= Activity =
For the data that follows, state how many lines hold the string "JSON", giving the number by itself.
====== Data under study ======
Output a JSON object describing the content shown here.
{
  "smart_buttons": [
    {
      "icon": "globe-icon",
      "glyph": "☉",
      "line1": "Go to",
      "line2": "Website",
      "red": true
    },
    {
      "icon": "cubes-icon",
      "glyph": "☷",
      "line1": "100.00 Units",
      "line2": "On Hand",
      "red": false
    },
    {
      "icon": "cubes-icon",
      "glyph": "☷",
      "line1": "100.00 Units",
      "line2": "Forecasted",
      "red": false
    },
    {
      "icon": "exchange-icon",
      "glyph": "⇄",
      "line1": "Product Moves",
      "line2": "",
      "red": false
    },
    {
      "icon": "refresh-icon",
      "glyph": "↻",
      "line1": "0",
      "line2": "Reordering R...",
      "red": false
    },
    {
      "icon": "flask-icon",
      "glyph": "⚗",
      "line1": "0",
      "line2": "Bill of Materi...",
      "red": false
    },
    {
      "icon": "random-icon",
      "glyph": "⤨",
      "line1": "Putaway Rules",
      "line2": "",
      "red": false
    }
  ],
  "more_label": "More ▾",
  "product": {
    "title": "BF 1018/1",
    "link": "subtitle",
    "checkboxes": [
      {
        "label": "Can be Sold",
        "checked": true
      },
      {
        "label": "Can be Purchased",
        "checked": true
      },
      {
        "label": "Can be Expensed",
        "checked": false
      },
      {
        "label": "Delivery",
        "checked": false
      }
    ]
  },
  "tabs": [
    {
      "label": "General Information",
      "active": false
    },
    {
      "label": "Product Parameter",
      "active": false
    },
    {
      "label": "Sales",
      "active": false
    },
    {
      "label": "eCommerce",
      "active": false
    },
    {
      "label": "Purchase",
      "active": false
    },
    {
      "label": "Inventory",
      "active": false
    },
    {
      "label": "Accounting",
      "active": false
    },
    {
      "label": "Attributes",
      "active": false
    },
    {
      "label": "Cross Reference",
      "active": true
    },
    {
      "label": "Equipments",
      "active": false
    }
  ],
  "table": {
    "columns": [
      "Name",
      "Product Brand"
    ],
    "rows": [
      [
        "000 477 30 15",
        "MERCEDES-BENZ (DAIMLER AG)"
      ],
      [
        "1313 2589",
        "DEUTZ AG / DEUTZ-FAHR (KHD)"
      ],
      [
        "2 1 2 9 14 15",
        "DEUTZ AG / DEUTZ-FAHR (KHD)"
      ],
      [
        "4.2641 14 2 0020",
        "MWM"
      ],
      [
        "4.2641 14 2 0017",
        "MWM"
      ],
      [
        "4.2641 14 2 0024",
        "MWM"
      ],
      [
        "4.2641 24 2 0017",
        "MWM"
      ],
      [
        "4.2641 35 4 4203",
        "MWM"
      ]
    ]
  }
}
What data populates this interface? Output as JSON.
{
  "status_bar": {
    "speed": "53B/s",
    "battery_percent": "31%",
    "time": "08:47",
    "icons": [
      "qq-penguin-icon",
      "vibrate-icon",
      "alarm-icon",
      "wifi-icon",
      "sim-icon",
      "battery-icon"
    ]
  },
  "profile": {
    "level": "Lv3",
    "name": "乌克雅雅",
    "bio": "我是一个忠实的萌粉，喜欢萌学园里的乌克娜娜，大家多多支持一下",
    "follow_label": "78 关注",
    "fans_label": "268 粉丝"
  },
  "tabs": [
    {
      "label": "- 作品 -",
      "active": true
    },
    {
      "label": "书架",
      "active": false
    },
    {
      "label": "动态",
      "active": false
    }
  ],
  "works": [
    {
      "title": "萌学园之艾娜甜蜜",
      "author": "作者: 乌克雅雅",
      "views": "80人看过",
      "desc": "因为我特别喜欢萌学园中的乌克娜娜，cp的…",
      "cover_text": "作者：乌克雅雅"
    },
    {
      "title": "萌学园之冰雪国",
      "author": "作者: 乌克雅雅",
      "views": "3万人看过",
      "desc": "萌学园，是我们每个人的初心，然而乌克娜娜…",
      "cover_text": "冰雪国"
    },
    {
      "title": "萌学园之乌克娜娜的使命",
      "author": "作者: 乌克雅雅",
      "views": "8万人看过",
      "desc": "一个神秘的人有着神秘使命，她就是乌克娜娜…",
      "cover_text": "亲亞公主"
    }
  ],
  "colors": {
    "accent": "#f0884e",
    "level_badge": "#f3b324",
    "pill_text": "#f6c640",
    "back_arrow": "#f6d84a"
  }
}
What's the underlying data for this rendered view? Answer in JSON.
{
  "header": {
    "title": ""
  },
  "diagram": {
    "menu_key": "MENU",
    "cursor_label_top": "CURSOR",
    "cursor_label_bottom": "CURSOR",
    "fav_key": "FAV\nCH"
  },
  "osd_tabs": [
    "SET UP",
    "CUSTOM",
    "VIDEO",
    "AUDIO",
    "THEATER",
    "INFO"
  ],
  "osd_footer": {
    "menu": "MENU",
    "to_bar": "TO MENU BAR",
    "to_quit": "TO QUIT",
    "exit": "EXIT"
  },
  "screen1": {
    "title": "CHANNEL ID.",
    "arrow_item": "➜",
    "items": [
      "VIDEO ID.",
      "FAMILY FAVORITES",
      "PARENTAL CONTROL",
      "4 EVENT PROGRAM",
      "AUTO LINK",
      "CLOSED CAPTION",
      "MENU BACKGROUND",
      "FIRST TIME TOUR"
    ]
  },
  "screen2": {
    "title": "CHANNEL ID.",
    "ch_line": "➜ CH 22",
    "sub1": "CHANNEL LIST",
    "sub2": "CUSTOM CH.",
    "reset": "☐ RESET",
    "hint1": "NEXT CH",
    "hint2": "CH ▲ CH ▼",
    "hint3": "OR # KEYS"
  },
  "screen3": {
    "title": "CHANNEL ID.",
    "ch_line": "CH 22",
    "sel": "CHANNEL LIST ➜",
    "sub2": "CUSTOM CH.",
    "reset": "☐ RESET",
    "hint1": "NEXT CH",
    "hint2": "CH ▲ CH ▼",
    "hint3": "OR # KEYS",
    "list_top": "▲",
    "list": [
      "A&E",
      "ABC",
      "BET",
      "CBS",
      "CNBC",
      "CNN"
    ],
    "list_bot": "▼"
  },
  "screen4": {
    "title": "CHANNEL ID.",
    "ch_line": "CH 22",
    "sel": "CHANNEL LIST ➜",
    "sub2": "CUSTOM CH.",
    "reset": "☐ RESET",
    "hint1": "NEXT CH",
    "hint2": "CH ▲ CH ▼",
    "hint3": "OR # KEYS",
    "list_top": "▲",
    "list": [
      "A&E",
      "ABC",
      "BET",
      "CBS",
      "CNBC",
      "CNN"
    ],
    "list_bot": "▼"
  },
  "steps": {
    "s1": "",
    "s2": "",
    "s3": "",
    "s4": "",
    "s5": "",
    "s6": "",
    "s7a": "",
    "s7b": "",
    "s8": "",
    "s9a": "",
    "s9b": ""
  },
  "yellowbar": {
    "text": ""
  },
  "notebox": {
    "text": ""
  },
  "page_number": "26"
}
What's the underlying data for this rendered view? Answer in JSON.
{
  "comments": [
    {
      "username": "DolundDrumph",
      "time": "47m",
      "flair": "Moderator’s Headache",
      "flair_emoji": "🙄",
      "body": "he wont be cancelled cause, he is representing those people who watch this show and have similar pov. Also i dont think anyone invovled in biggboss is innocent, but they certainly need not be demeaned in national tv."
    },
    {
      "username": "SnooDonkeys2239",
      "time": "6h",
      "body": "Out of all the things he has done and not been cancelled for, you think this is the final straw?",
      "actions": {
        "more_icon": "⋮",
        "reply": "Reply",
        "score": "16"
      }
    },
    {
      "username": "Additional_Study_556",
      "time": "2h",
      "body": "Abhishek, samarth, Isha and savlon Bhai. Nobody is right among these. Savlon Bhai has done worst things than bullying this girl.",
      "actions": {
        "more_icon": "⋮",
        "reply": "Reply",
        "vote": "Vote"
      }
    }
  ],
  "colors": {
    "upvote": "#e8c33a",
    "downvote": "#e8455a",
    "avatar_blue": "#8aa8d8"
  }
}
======
= Expected answer =
4